**Work item:** The lines needed are those below that contain the word "gray"; copy each one.

[Data for this task]

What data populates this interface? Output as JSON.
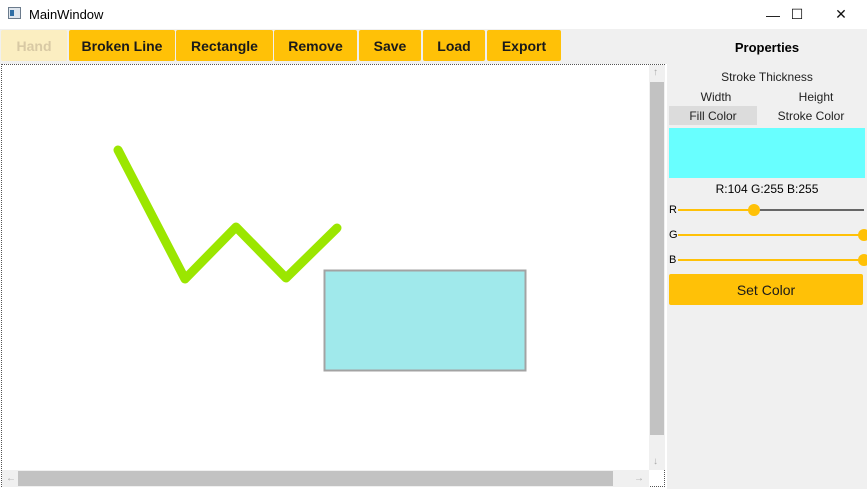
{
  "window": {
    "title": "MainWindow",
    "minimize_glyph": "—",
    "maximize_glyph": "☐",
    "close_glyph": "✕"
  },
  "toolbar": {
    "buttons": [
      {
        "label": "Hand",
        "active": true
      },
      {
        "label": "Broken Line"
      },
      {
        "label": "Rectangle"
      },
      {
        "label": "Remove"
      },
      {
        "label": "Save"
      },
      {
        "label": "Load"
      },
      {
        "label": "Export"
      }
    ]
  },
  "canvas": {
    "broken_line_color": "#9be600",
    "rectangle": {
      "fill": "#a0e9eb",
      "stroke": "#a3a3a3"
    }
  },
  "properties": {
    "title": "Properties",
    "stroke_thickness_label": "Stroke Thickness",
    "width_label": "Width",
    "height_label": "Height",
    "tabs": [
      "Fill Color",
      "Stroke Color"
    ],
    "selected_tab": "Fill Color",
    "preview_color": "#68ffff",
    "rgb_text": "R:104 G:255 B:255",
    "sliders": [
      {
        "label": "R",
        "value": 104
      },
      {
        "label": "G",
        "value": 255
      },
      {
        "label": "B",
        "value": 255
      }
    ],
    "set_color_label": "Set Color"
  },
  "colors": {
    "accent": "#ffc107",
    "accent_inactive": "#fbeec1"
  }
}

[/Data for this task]
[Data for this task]

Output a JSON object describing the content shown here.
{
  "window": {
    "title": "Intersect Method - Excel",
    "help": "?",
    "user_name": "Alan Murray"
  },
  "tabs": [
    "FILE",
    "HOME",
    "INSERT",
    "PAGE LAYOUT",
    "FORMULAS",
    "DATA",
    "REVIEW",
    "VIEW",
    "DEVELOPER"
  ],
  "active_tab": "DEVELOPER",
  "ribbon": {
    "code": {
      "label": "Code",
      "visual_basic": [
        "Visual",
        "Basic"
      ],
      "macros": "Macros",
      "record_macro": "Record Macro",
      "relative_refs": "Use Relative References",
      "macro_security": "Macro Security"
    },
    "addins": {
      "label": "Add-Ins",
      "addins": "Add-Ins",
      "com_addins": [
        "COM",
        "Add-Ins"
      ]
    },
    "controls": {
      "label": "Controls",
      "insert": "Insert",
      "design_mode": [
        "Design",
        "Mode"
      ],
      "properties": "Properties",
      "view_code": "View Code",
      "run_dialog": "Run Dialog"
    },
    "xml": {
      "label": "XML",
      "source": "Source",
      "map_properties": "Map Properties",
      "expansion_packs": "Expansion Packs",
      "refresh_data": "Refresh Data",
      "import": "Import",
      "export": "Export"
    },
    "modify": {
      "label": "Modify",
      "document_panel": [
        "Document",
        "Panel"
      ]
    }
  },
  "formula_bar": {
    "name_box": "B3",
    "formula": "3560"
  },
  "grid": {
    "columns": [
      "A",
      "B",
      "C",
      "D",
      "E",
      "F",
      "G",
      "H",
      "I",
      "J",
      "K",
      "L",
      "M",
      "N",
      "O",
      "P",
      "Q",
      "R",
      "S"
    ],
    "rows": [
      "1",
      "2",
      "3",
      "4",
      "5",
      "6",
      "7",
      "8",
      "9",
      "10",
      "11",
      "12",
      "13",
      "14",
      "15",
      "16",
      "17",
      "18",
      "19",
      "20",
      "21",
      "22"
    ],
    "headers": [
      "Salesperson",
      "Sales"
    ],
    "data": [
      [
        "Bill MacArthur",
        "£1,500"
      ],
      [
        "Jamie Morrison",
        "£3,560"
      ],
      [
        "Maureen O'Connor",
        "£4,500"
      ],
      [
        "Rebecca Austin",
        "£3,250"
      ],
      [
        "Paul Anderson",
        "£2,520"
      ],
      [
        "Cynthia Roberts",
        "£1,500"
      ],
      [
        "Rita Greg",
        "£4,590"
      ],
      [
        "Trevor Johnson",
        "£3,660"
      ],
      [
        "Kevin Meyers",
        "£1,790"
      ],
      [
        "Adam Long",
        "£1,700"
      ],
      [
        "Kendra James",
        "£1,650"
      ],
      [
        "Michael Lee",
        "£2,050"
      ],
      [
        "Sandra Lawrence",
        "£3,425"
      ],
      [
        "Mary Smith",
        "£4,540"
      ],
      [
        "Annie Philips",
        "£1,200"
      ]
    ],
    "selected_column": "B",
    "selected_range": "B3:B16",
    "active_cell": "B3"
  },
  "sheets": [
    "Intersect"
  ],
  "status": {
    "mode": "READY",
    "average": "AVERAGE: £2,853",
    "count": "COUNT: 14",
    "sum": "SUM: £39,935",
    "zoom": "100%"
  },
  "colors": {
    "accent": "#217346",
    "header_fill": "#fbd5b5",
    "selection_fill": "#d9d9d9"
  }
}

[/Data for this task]
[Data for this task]

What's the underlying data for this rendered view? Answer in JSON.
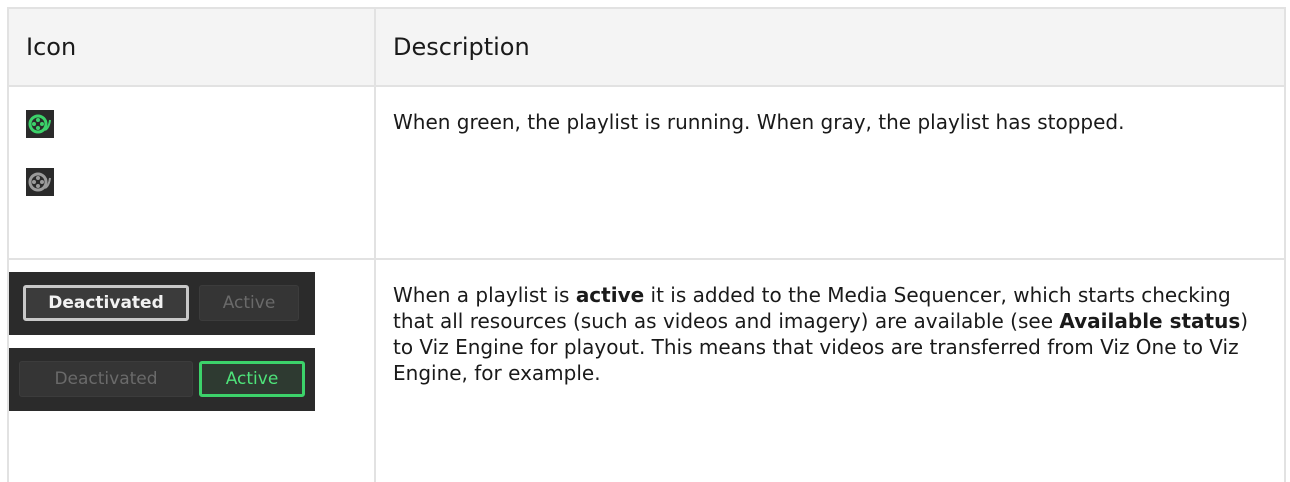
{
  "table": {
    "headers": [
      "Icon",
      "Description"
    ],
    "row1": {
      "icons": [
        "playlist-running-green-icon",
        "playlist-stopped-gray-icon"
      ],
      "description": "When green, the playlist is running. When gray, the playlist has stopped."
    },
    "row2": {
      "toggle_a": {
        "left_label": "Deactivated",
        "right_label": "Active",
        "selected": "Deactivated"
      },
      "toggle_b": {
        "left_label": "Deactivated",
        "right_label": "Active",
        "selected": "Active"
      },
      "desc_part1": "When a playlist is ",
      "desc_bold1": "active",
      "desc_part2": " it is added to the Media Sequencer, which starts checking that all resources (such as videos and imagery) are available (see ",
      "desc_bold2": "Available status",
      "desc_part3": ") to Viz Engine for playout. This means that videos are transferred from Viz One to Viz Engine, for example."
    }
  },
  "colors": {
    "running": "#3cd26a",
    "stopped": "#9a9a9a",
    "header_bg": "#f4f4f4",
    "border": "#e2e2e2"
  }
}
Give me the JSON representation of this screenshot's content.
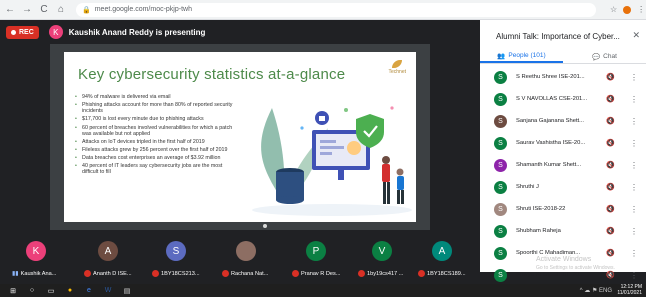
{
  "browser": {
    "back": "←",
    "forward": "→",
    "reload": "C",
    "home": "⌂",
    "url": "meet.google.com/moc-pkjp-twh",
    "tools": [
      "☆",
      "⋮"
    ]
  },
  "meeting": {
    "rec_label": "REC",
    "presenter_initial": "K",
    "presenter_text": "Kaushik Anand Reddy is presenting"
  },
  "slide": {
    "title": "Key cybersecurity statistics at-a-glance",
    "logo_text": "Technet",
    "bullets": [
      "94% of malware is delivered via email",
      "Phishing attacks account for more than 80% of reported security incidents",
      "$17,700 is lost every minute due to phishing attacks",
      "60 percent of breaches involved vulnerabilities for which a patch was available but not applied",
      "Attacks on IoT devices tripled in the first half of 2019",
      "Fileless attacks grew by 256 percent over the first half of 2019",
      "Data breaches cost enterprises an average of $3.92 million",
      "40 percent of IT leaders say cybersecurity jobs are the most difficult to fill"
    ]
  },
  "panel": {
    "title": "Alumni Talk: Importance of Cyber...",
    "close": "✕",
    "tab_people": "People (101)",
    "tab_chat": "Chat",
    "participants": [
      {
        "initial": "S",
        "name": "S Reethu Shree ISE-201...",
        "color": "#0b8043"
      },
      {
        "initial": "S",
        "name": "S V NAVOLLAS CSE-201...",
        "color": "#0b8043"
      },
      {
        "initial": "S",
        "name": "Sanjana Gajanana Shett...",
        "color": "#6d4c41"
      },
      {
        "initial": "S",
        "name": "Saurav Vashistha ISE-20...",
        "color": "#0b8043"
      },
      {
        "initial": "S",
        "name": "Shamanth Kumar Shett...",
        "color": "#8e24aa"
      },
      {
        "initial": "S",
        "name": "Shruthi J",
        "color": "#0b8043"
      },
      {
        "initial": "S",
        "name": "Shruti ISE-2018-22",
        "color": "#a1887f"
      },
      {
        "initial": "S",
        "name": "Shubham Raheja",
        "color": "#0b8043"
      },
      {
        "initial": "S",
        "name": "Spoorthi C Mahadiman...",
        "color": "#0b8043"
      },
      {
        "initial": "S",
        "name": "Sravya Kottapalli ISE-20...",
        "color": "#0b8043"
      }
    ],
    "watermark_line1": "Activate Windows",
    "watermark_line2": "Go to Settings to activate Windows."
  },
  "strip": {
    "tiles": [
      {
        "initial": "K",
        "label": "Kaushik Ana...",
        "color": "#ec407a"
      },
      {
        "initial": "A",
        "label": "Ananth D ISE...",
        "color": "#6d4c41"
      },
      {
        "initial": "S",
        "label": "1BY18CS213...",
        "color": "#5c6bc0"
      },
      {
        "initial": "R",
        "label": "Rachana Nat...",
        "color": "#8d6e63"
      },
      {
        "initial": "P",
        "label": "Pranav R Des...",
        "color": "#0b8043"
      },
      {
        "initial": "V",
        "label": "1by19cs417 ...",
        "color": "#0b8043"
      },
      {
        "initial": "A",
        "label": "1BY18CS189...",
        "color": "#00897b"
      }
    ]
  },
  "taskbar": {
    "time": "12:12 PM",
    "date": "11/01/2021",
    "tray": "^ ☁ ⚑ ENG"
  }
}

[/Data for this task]

**Reply to the exercise:**
        "playlist-stopped-gray-icon"
      "description": "When green, the playlist is running. When gray, the playlist has stopped."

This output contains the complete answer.